St. Mary's County is working on a plan to revise and update its building, electrical and plumbing inspection fees, following a recent spate of complaints from homeowners who say that they are living in new homes with structural defects that never should have passed inspections.

At least one official says the development boom over the past decade may have something to do with the problems.

"In 1990, we weren't building as many buildings, and we had two inspectors. In 1999, we're building a lot more, and we still have two inspectors on the road," said Harry Knight, permits coordinator for the St. Mary's County Department of Planning and Zoning.

"Anybody can do the math and see that they are forced to do quicker inspections, which means less thorough inspections. I don't blame the inspector. I blame the management," Knight said.

All of the county's inspection work--for electrical and building inspections--has been subcontracted since 1990 to a Pennsylvania-based company, the Middle Department Inspection Agencies, which has a local office in Charlotte Hall. The company has been doing contracted electrical inspections in Pennsylvania and Delaware since 1896 and in St. Mary's since 1997.

In 1990, St. Mary's issued building permits for 780 residential units, compared with 1,123 issued in 1998, according to county records.

The inspection company takes in an estimated $1 million a year in fees, paid directly to them by homeowners. Under the proposed fee schedule, the county would collect the fees and not pay them to the company until 30 days after the inspection. The waiting period would provide some incentive for responding to homeowners should problems arise, Knight said.

With the new MDIA contract being discussed, the county could insist on inspector credentials, performance requirements, a minimum time spent on each inspection--standards that would ensure quality inspections, Knight said.

Knight said most of the problems now being blamed on poor inspections have to do with structural and plumbing defects. Knight said he receives a complaint from a homeowner unhappy with an inspection once a month.

Jasie Loving-Surdacki moved into a new $250,000 home in Mechanicsville's Frazier Homestead about a year ago. She says a litany of problems soon surfaced.

"Basically, we paid for a brand new home but we got a fixer-upper. Not only a fixer-upper, but a safety hazard," Loving-Surdacki said.

There are cracks on the wall; drywall is pulling away from wall frames; the basement leaks; three dormer windows leak down to an entryway light fixture; and finally, a support beam in the basement is apparently slipping, creating a safety hazard.

Loving-Surdacki hired an independent structural engineer, who told her that the home should not have passed inspection. Knight has visited the home himself and come to the same conclusion. So why did the county issue a "certificate of occupancy," a document that says, in essence, that the structure meets all state and local codes?

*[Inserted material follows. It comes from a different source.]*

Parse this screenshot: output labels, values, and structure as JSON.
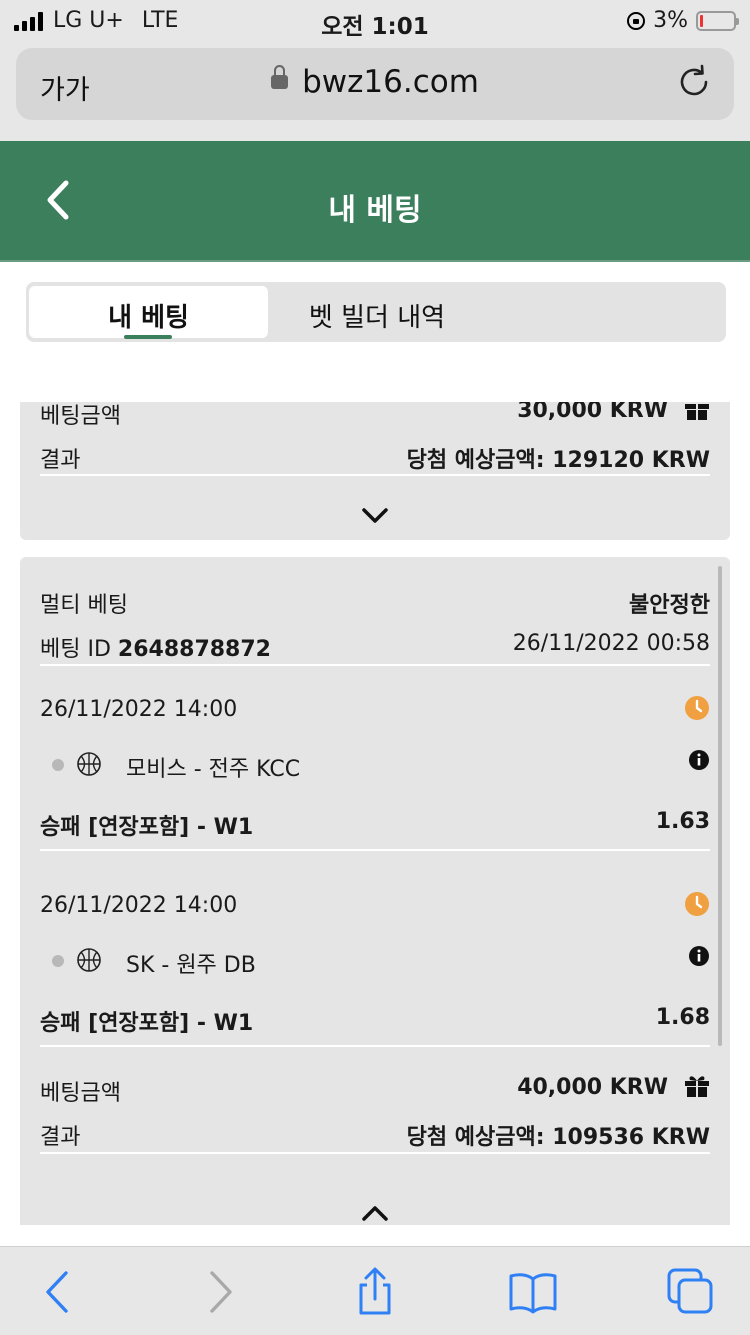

Because "our inspection agency [MDIA] told us it passed inspection," Knight said. "What I've tried to do is get the inspection agency to acknowledge the mistake and not make it again. We've asked for additional training and additional inspectors."

Sam Trice, manager of MDIA, did not return a message left at his Easton, Pa., office on Friday. But MDIA inspectors have told Knight and complaining homeowners that they stand by their work.

In a letter to Knight regarding Loving-Surdacki's house, Trice acknowledged that some code violations appeared to exist, but said that some of them were not apparent at the time the house was inspected or resulted from work completed after the final inspection.

Knight said the revised fees--which would be higher for more complicated and larger projects--could allow MDIA to generate a little more revenue and hire additional inspectors.

Some residents are suggesting that there are two other alternatives: find a different inspection contractor or, as one homeowner suggested, have the county do the inspections in-house.

"They shouldn't contract it out. They should have their own people do it," said Mechanicsville resident Larry Boswell.

Boswell moved into a new one-story frame house a year ago and, like Loving-Surdacki, has lived with a host of problems: floor joists that are not properly attached to the center beams, causing the floors to bounce like a trampoline; cracks in the foundations; and doors that don't shut.

"Honestly, it's a shame," he said. "The American Dream is to own a house, and my American Dream has turned into a nightmare."

Last week, Knight began circulating a draft of the proposed fee schedule among builders and planners.

"Any time fees go up, I think it throws a flag up [with builders]. You pass the cost on some way," said builder Guy Curley, president of Liberty Homes Development Inc. in Great Mills. "It's a fine line when rates are going up, materials are going up, you start increasing fees and there's also talk of raising impact fees. It becomes a fine line: How much will the market bear?"

Curley said he has reviewed the proposed fee schedule briefly and in general considers it a good idea.

County commissioners said they will await Knight's detailed presentation on the proposed fee schedule.

Fees for electrical, plumbing and building inspections vary under the present fee structure. With buildings, for example, it's generally a flat fee: $165 for a house over 2,200 square feet. A decade ago, that kind of house was considered big, but these days many homeowners are building twice as much space.

"So you can argue that there should be more fees because there's more house, more rafters, joists and connectors to look at," Knight said.

Knight will present the proposed fee schedule to the commissioners in the next few weeks.